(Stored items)
——————————

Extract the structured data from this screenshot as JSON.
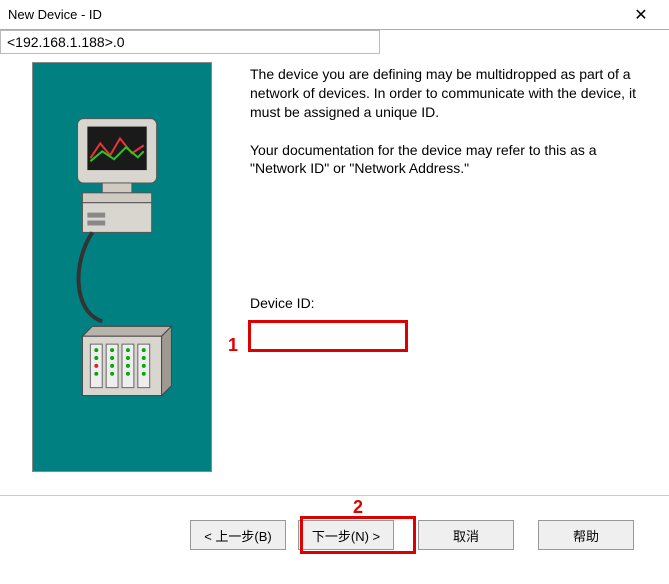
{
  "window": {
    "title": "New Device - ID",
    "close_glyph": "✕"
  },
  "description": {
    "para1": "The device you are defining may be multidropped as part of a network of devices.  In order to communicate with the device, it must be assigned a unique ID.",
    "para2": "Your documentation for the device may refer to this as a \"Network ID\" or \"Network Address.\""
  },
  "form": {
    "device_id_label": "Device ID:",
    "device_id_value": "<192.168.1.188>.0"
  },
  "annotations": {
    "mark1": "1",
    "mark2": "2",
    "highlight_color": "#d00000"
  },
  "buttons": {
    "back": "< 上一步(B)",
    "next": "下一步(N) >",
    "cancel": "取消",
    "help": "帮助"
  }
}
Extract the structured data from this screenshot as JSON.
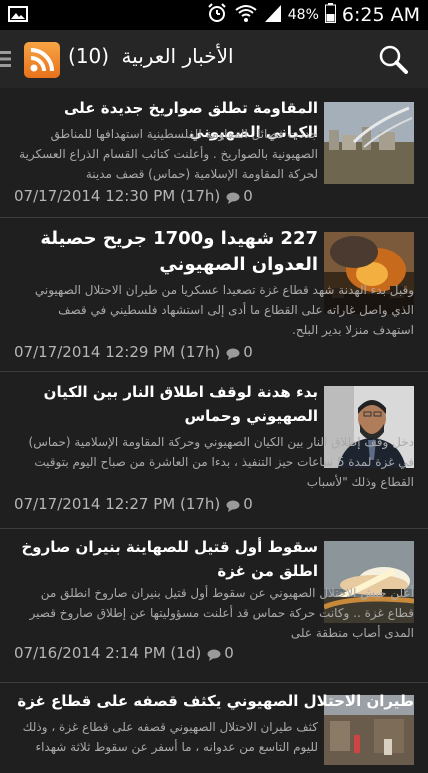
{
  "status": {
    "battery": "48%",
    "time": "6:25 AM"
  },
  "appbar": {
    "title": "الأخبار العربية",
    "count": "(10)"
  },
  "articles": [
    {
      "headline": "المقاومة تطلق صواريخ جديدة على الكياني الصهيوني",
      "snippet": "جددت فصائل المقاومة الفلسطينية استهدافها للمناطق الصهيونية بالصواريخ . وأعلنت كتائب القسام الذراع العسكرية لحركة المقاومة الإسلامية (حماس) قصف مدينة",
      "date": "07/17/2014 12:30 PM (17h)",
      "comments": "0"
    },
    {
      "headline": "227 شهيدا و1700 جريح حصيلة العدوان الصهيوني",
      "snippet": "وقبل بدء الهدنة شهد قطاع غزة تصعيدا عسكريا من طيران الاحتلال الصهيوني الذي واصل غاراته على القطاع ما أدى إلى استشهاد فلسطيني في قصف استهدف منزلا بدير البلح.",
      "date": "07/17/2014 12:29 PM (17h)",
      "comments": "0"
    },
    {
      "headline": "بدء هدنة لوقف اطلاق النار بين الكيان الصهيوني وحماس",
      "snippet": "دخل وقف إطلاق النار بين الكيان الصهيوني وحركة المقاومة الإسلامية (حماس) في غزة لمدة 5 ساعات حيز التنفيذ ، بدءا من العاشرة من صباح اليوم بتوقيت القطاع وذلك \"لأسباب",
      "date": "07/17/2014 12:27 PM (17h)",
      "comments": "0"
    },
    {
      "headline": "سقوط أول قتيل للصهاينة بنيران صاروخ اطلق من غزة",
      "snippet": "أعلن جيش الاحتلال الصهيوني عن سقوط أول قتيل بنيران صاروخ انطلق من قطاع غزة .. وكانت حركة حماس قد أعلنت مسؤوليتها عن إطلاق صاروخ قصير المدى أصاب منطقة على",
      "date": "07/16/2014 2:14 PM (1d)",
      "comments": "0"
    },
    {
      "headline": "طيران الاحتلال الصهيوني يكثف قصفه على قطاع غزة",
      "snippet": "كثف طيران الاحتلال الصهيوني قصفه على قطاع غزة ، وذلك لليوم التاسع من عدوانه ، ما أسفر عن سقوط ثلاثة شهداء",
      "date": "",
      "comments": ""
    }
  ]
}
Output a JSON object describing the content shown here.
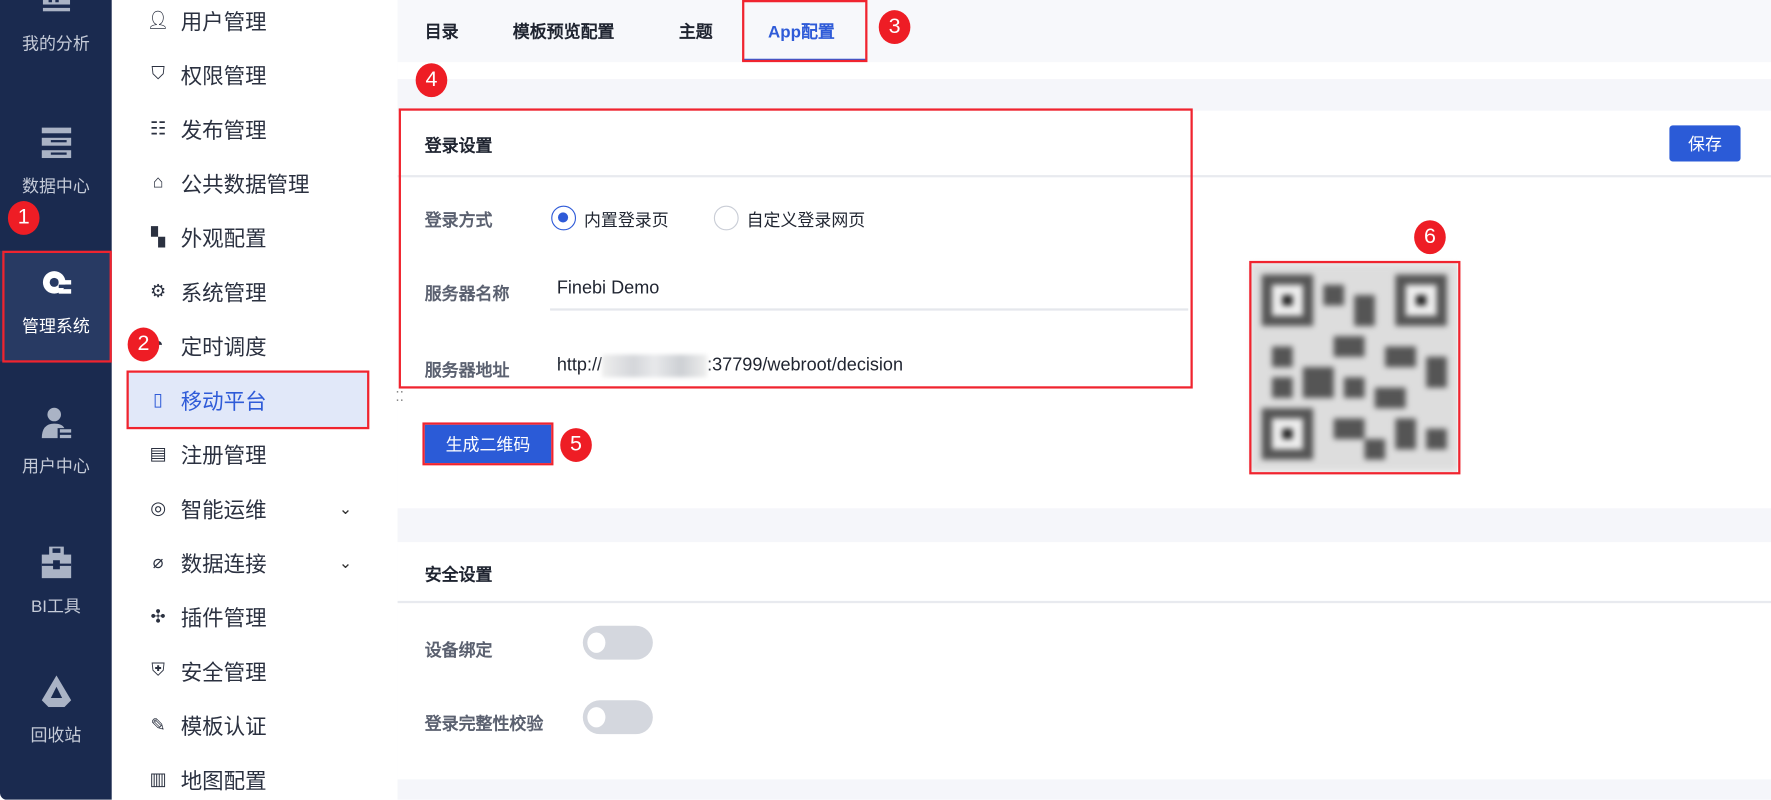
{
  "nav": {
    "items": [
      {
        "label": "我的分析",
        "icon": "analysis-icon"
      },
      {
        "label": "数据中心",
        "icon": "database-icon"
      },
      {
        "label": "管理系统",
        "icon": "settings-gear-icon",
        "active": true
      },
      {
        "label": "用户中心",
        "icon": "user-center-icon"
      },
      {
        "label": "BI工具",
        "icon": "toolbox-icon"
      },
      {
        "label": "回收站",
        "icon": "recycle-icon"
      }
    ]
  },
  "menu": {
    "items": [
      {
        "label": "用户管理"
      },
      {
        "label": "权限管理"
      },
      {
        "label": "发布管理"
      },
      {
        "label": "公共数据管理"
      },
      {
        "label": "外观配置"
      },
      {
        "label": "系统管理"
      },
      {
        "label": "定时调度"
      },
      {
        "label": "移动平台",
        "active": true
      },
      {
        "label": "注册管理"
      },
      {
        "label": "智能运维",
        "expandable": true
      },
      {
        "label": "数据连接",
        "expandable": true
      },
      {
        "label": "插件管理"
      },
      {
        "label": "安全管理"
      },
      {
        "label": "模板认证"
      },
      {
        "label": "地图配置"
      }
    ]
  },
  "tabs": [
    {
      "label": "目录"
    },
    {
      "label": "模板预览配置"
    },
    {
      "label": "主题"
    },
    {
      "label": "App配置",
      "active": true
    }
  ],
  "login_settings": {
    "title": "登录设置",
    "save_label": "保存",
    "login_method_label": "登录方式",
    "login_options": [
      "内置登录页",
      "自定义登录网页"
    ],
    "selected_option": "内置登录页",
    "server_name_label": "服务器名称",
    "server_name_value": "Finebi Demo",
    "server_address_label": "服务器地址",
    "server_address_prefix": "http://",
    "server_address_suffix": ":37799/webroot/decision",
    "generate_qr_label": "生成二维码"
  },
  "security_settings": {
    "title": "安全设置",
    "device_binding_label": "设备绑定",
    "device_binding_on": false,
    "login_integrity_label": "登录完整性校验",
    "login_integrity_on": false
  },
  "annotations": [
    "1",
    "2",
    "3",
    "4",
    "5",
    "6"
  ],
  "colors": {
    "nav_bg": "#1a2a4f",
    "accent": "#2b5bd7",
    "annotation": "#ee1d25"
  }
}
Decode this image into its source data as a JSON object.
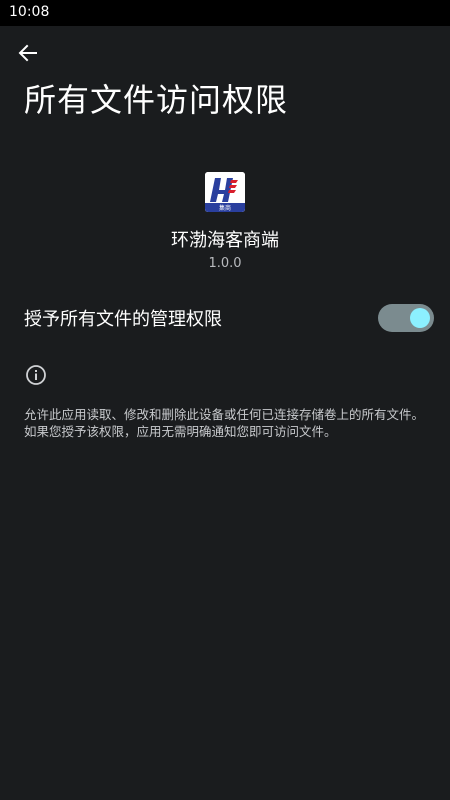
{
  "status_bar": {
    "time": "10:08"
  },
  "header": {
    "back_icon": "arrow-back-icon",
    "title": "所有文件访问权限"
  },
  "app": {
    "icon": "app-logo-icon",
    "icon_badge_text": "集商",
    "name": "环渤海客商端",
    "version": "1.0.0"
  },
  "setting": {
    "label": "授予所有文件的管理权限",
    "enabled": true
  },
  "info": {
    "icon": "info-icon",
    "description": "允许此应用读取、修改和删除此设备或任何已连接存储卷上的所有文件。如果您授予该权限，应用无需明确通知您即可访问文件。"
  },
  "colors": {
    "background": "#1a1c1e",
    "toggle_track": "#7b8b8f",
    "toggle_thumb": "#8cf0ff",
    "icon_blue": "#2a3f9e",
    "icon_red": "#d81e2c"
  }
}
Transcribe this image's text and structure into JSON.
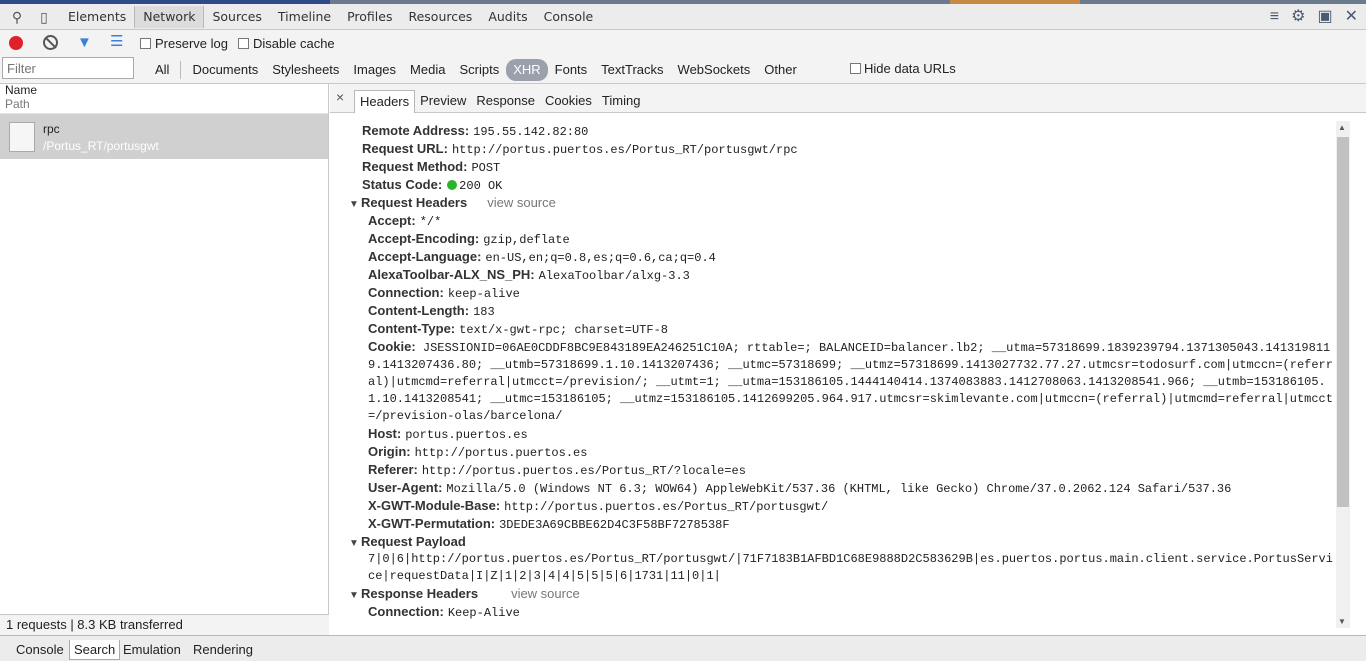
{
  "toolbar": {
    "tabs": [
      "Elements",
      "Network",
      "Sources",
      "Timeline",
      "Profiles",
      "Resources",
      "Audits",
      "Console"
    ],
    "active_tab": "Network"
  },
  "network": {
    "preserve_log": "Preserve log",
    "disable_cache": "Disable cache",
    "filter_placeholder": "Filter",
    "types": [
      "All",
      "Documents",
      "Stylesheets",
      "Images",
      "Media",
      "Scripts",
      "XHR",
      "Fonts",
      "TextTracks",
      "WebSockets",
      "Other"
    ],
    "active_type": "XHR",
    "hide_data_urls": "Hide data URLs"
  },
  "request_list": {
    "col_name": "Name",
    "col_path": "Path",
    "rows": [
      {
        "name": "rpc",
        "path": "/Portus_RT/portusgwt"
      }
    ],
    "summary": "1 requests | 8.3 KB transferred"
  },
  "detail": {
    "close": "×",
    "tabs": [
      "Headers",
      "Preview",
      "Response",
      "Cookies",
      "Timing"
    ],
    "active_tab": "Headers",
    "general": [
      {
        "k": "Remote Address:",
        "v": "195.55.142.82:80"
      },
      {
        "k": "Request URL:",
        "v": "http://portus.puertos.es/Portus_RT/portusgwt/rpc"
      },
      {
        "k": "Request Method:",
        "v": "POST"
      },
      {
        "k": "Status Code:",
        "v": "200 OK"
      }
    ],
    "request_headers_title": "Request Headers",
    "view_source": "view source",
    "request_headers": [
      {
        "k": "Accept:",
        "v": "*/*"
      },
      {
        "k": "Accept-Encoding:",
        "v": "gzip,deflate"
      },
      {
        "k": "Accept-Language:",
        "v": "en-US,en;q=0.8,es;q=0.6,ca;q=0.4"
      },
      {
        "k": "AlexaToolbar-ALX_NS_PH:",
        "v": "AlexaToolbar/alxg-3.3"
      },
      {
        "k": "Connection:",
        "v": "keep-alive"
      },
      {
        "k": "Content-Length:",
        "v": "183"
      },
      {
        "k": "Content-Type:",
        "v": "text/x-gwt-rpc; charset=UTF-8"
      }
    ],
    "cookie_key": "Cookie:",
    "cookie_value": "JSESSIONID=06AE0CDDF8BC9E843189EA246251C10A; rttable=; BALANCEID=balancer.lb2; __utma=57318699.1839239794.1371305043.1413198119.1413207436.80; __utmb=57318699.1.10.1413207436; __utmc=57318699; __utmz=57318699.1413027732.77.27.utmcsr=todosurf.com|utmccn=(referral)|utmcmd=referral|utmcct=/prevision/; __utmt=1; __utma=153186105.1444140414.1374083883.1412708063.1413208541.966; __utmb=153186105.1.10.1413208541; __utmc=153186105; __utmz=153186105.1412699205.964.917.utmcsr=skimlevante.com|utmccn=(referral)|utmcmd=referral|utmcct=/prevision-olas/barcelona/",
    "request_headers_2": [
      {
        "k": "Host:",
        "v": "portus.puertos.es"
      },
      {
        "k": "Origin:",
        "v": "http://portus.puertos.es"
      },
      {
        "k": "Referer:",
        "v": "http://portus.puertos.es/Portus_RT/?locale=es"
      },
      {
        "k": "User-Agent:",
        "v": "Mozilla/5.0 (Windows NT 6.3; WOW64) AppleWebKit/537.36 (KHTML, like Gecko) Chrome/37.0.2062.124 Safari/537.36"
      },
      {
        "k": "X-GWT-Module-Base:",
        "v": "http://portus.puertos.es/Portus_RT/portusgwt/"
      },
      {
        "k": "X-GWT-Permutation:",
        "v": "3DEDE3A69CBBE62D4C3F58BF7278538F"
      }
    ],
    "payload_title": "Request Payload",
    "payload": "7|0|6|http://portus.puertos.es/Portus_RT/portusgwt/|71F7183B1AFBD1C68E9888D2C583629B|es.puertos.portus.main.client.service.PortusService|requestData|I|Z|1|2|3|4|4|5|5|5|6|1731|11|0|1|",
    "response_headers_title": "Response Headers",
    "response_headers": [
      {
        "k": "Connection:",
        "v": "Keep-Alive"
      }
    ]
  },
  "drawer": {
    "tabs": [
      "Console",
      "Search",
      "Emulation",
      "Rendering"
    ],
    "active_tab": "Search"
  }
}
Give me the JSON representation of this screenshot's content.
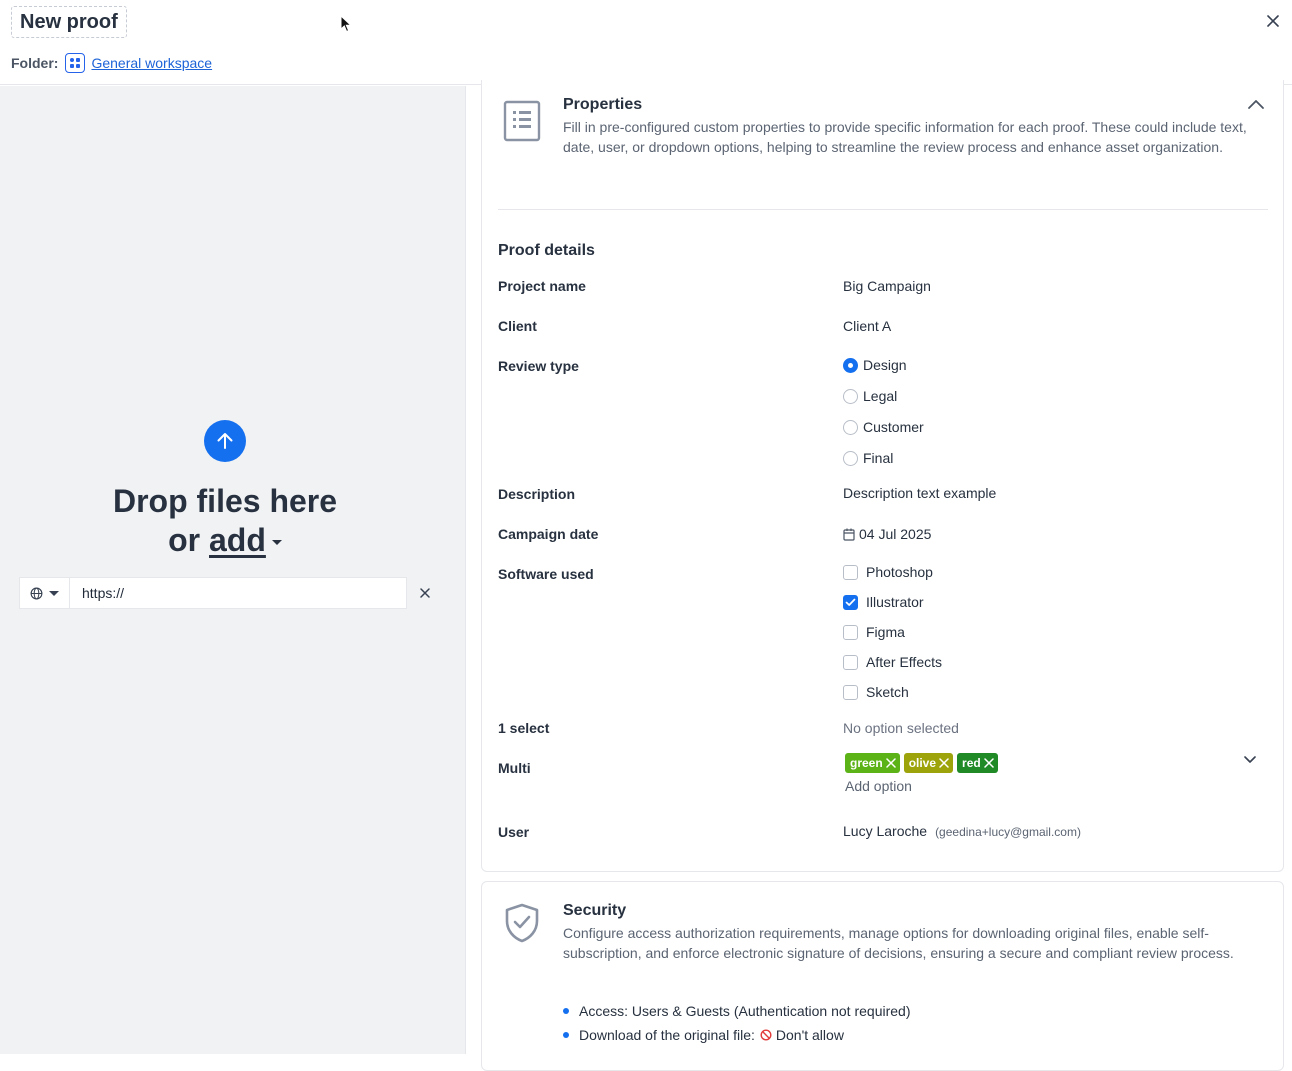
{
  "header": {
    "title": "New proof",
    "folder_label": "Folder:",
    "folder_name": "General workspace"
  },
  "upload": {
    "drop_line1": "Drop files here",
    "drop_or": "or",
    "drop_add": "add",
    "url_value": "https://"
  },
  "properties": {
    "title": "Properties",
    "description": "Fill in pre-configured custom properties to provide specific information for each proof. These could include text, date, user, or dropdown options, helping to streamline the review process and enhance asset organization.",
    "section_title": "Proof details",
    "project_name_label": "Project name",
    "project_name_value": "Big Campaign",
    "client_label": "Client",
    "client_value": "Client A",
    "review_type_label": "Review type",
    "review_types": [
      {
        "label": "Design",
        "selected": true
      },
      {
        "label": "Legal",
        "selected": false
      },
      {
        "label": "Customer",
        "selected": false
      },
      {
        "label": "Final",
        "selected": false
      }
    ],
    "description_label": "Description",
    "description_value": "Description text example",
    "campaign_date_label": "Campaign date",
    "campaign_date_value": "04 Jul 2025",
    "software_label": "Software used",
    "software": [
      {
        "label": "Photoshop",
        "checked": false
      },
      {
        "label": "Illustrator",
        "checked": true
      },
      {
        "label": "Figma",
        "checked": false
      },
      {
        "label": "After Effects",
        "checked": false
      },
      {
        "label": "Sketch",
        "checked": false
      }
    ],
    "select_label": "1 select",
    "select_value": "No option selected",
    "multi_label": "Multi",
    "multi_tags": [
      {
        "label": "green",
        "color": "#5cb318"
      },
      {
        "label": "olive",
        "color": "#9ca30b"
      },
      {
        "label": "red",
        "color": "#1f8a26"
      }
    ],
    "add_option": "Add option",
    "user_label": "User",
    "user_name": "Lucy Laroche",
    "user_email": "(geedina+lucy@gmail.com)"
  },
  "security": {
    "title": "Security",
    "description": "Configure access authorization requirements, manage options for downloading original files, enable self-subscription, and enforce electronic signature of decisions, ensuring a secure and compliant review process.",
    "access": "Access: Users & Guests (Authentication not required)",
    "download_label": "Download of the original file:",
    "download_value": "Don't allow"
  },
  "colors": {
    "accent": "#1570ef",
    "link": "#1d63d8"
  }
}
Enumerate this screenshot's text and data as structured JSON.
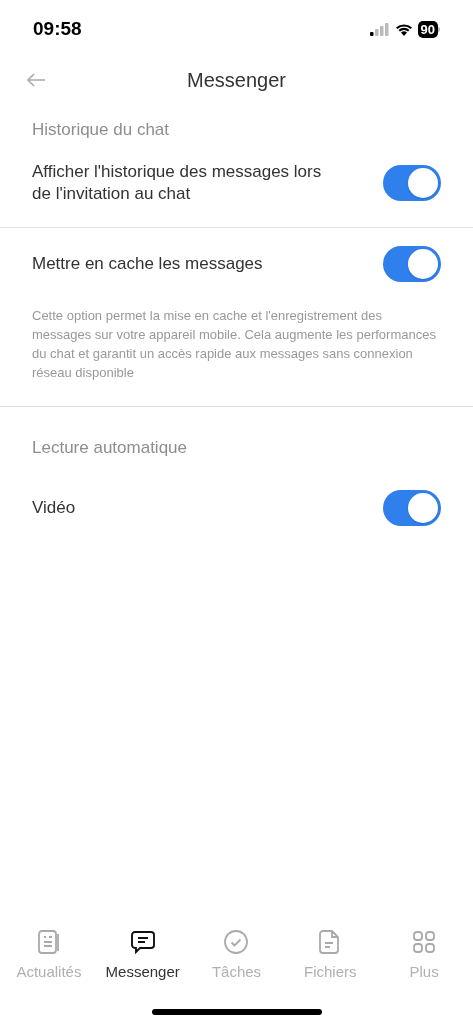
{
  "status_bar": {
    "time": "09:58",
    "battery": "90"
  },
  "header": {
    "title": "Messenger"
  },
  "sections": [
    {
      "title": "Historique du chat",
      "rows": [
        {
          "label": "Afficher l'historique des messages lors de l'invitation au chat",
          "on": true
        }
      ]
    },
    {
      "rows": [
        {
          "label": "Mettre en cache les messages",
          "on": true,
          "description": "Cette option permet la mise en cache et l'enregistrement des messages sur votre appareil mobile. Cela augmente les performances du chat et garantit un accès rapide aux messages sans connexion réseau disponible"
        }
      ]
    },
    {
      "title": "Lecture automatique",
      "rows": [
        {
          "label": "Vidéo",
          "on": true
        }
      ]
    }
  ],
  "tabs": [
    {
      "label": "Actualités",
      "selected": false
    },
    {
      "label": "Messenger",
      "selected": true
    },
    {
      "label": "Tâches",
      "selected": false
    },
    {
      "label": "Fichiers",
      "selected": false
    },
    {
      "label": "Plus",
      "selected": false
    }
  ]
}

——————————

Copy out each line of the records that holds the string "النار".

      "headline": "بدء هدنة لوقف اطلاق النار بين الكيان الصهيوني وحماس",
      "snippet": "دخل وقف إطلاق النار بين الكيان الصهيوني وحركة المقاومة الإسلامية (حماس) في غزة لمدة 5 ساعات حيز التنفيذ ، بدءا من العاشرة من صباح اليوم بتوقيت القطاع وذلك \"لأسباب",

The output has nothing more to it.